Furthermore, I recently discovered this gem which is a Blazor Angular hybrid rapid development solution which does something very similar https://www.radzen.com/. This project provides a desktop Razor application to drag and drop components and deploy a static html Angular site. While this is a very powerful the downside is it isn’t open source and not extensible. Take a look at the demos just to grasp how neat this is https://www.radzen.com/demos/.

Hi Samuel,

A good one that is very generic is https://astro.build/ it aims to only add in JS when required making it very quick and light weight. I have used it to build a number of static websites for example https://www.theinkbureau.com.au/

Most static site tools can be used for website but they do love to use blog in the tutorial as it seems to be very common.

Anyway I hope this helps you.

I am currently looking at Node.js. It has a build-time generation feature that I think qualifies. I am only beginning to learn it. It does however seem to not have the weblog features built-in; I am sure there are ways to add that for those that that need it.

I prefer to avoid JavaScript (that is a different topic) and I assume I do not need heavy use of JavaScript to use Node.js. And at least JavaScript is more common than the languages used by most static site generators.

I said JavaScript is a different topic because I know discussions often drift off-topic.

So I will just say that it is my understanding that JavaScript running on a server is not always node.js. Node.js is software written in JavaScript.

They share the same internal engine. The only difference is one runs in a browser and other on server.

Actually NodeJS is cross platform server side framework. You might know as it is best suited for I/O bound and Data Streaming Applications, it uses Google Chrome’s JavaScript V8 Engine for above mentioned purposes So it’s independent of browser and platform.

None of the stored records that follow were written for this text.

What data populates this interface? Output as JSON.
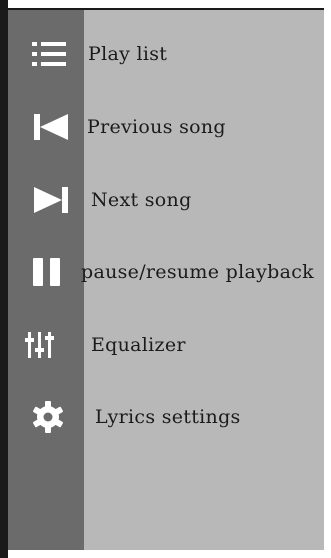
{
  "menu": {
    "items": [
      {
        "label": "Play list",
        "icon": "playlist-icon"
      },
      {
        "label": "Previous song",
        "icon": "skip-previous-icon"
      },
      {
        "label": "Next song",
        "icon": "skip-next-icon"
      },
      {
        "label": "pause/resume playback",
        "icon": "pause-icon"
      },
      {
        "label": "Equalizer",
        "icon": "equalizer-icon"
      },
      {
        "label": "Lyrics settings",
        "icon": "gear-icon"
      }
    ]
  },
  "colors": {
    "icon_rail": "#6b6b6b",
    "label_panel": "#b8b8b8",
    "icon": "#ffffff",
    "text": "#1b1b1b"
  }
}
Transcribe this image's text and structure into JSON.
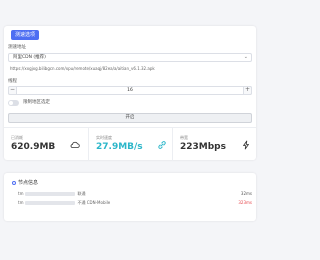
{
  "main": {
    "badge": "测速选项",
    "source_label": "测速地址",
    "source_selected": "阿里CDN (推荐)",
    "url": "https://xxgjxg.bilibgcn.com/xpu/remote/xuaqj/82ea/a/aitian_v6.1.32.apk",
    "threads_label": "线程",
    "threads_value": "16",
    "minus": "−",
    "plus": "+",
    "toggle_label": "限制地区选定",
    "start_label": "开启"
  },
  "stats": [
    {
      "label": "已消耗",
      "value": "620.9MB",
      "icon": "cloud-icon"
    },
    {
      "label": "实时速度",
      "value": "27.9MB/s",
      "icon": "link-icon"
    },
    {
      "label": "带宽",
      "value": "223Mbps",
      "icon": "lightning-icon"
    }
  ],
  "nodes": {
    "title": "节点信息",
    "rows": [
      {
        "prefix": "tm",
        "suffix": "联通",
        "latency": "32ms",
        "color": "#555555"
      },
      {
        "prefix": "tm",
        "suffix": "不通 CDN-Mobile",
        "latency": "323ms",
        "color": "#e5484d"
      }
    ]
  },
  "colors": {
    "accent": "#4e6ef2",
    "speed": "#2bb6c9",
    "warn": "#e5484d"
  }
}
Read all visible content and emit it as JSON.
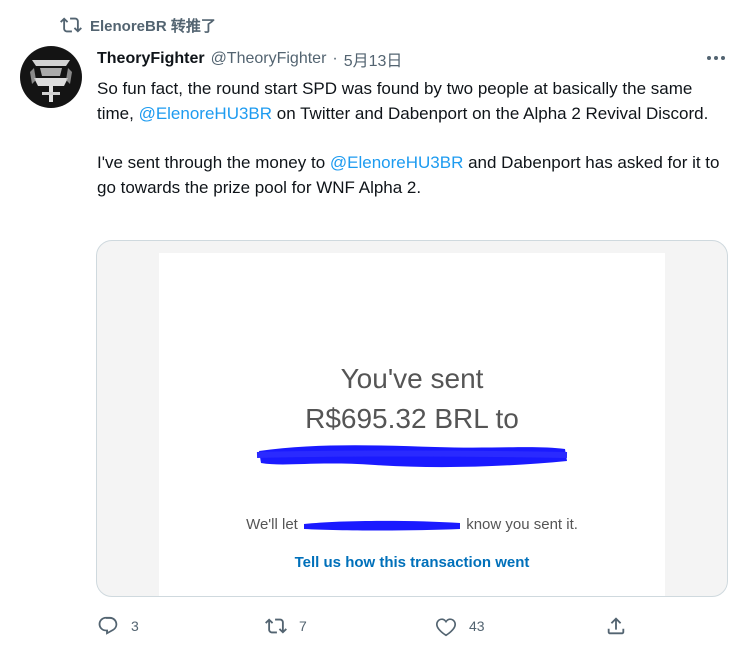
{
  "retweet": {
    "icon": "retweet-icon",
    "text": "ElenoreBR 转推了"
  },
  "author": {
    "display_name": "TheoryFighter",
    "handle": "@TheoryFighter",
    "separator": "·",
    "date": "5月13日"
  },
  "tweet": {
    "para1_before": "So fun fact, the round start SPD was found by two people at basically the same time, ",
    "para1_mention": "@ElenoreHU3BR",
    "para1_after": " on Twitter and Dabenport on the Alpha 2 Revival Discord.",
    "para2_before": "I've sent through the money to ",
    "para2_mention": "@ElenoreHU3BR",
    "para2_after": " and Dabenport has asked for it to go towards the prize pool for WNF Alpha 2."
  },
  "media": {
    "title": "You've sent",
    "amount": "R$695.32 BRL to",
    "notice_before": "We'll let",
    "notice_after": "know you sent it.",
    "link": "Tell us how this transaction went"
  },
  "actions": {
    "reply_count": "3",
    "retweet_count": "7",
    "like_count": "43"
  },
  "colors": {
    "mention": "#1d9bf0",
    "secondary_text": "#536471",
    "paypal_link": "#0070ba",
    "redaction": "#1a1aff"
  }
}
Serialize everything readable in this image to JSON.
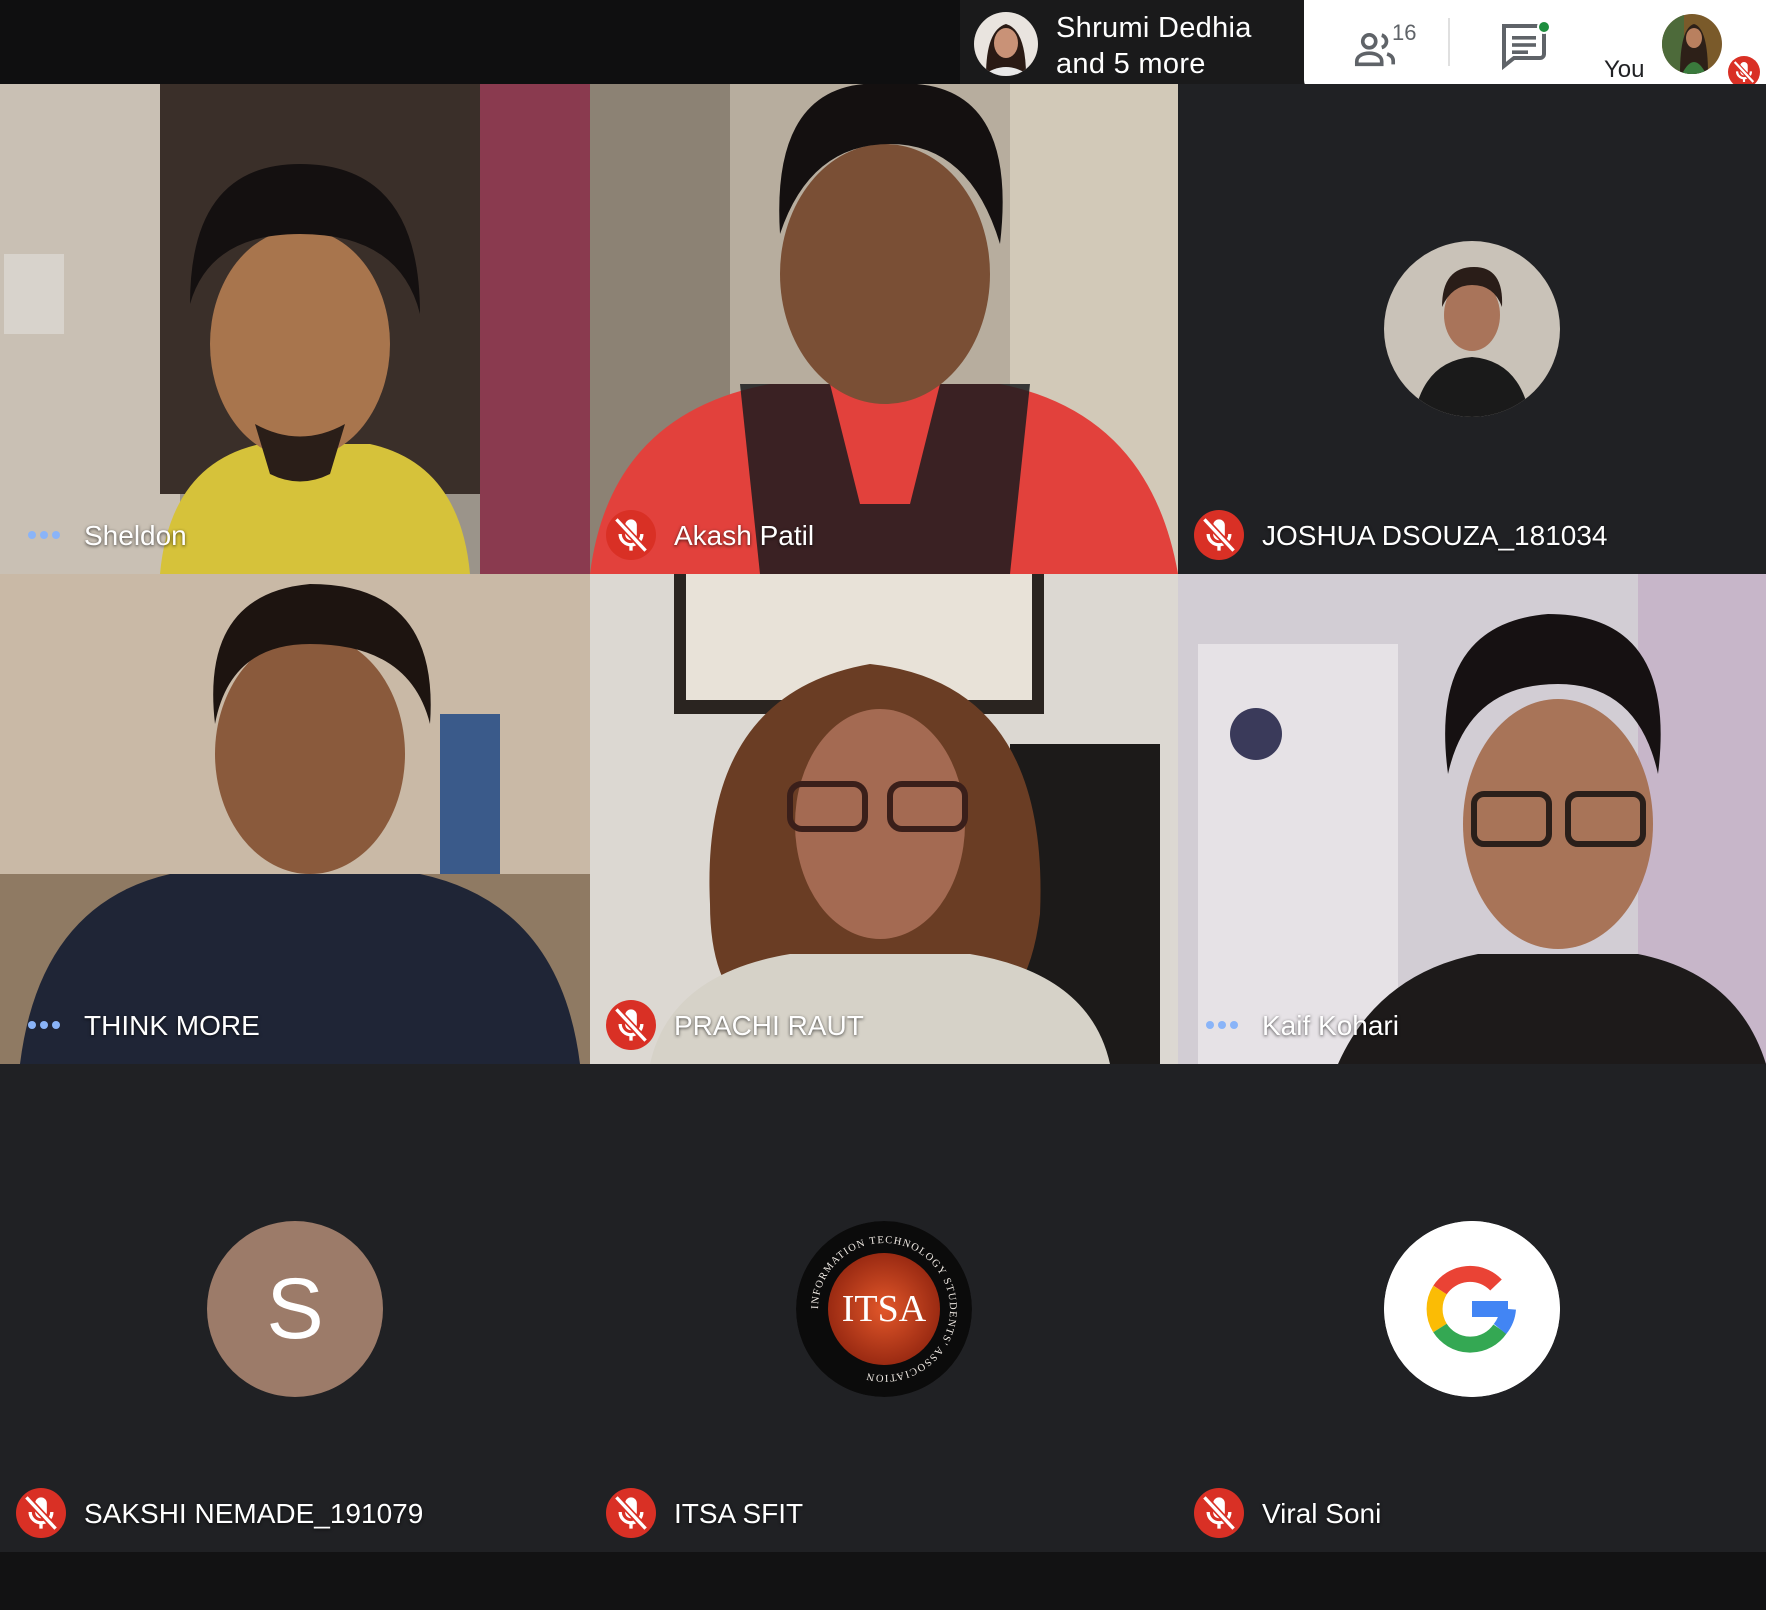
{
  "top_bar": {
    "presenter": {
      "name": "Shrumi Dedhia",
      "more": "and 5 more"
    },
    "people_count": "16",
    "self_label": "You"
  },
  "tiles": [
    {
      "name": "Sheldon",
      "status": "speaking-dots"
    },
    {
      "name": "Akash Patil",
      "status": "muted"
    },
    {
      "name": "JOSHUA DSOUZA_181034",
      "status": "muted"
    },
    {
      "name": "THINK MORE",
      "status": "speaking-dots"
    },
    {
      "name": "PRACHI RAUT",
      "status": "muted"
    },
    {
      "name": "Kaif Kohari",
      "status": "speaking-dots"
    },
    {
      "name": "SAKSHI NEMADE_191079",
      "status": "muted",
      "avatar_letter": "S"
    },
    {
      "name": "ITSA SFIT",
      "status": "muted",
      "logo_text": "ITSA",
      "logo_ring_text": "INFORMATION TECHNOLOGY STUDENTS' ASSOCIATION"
    },
    {
      "name": "Viral Soni",
      "status": "muted",
      "avatar_logo": "google-g"
    }
  ],
  "colors": {
    "background": "#202124",
    "mute_red": "#d93025",
    "dots_teal": "#8ab4f8",
    "avatar_s": "#9c7b69"
  }
}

I still have not tried that but I hope to. I assume you are correct that it is worth trying.

I gave up on Node.js; the tutorial I was using does not describe creation of a site that can be used in DigitalOcean as a static site.

I tried How to deploy Blazor WebAssembly to DigitalOcean App Platform and managed to get it to work. I like WebAssembly and Blazor is consistent with my familiarity with .Net and such.

I got frustrated with inadequate support from IBM for their Cloud so I will try DigitalOcean for now. For now I intend to use Blazor in static sites in DigitalOcean and use a DigitalOcean Droplet for full ASP.Net sites.

In this post I describe how you can prerender all the pages in a Blazor WebAssembly app, without requiring a host app. That means you can still host your Blazor WebAssembly as static files using GitHub Pages or Netlify, without requiring a backend server .

That is fascinating. I didn’t know blazor has pre-rendering.

After my last reply I found about a dozen tutorials describing how to use Blazor for GitHub Pages.

Would you mind sharing some links. I’m interested in evaluating Blazor as an Allie fior building eco-friendly websites. If it can be used in the way you say it can be using pre-rendering to static pages.

Does Astro provide support for webpack 5 module federation? Can I create a Astro micro-frontend and host it in a shell Angular, React, Vue parent app that supports module federation via web pack 5.

See How to deploy ASP.NET Blazor WebAssembly to GitHub Pages. I was able to create a static site using that tutorial. Everything I know I found by searching.

An advantage and disadvantage of Astro is the variety of templates supported by Astro. It is fantastic to have many choices but intimidating when we know nothing about all the choices. I tried to do research on the selections, such as React, Preact and Svelte, but there were no clear choices. Some descriptions of React say it creates single-page applications but not all descriptions say that. Reviews and comparisons always emphasize what the author considers important and consistent with the topic I specified for this discussion, it is not clear what templates are best if we do not want blogs/posts support. The second important feature for me is useful navigation and the third is a simple layout, not huge headers and stuff intended to be impressive that inhibit function.

Cloudflare Pages supports Astro and that is something I might try but it is difficult to decide which template to invest time into.